■ **PROBLEM TO WORK ON**:
Among the entries below, count the lines containing the string "Date". Only the count is needed.

■ **Data records**:
============

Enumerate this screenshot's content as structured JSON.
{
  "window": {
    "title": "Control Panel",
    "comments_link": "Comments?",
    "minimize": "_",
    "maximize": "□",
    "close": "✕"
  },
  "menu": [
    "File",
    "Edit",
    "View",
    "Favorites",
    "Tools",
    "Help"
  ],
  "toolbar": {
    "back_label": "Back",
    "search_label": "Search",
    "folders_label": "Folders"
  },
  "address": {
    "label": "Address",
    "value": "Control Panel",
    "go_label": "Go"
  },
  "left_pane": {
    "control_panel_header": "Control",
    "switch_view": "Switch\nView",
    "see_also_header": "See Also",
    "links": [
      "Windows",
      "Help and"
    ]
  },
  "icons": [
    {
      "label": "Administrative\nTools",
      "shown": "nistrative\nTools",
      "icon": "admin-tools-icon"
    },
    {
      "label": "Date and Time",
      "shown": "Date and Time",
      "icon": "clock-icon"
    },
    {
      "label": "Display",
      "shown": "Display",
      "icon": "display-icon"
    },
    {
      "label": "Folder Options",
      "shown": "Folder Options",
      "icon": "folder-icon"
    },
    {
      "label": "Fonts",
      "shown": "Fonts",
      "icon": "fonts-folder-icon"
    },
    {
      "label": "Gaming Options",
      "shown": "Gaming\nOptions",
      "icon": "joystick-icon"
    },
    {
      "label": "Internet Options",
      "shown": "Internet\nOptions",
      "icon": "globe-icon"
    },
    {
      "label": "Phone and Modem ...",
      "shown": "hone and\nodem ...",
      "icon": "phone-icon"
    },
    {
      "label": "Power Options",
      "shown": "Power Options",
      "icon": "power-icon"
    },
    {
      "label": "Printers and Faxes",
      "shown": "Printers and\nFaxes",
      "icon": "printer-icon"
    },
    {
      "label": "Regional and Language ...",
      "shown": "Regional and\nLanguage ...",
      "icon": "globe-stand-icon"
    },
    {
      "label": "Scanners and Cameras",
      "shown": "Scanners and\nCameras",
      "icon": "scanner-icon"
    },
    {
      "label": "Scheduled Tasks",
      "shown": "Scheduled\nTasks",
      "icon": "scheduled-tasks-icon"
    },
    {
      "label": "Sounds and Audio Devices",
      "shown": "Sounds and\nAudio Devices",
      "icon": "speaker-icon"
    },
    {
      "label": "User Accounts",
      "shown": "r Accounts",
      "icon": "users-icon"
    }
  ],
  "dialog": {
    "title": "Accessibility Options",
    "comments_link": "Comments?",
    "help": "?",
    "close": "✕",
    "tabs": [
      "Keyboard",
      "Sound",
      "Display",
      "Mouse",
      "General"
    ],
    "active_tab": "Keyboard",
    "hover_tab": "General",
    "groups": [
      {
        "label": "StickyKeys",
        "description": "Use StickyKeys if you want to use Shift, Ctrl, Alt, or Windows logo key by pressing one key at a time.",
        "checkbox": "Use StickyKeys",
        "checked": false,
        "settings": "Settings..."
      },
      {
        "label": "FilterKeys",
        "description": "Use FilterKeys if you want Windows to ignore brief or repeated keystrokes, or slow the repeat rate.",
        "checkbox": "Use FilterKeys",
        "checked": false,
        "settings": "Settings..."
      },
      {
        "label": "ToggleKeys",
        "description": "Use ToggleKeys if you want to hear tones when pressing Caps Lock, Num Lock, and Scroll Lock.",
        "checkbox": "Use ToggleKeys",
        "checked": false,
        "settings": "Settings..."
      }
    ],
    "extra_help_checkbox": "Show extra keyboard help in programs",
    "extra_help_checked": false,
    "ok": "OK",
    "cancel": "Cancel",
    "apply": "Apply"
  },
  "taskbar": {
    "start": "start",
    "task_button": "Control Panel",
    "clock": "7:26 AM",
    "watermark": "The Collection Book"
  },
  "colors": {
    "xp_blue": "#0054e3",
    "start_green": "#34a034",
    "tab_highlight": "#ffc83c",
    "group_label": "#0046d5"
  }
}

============

■ **RESULT FOR THIS EXERCISE**:
2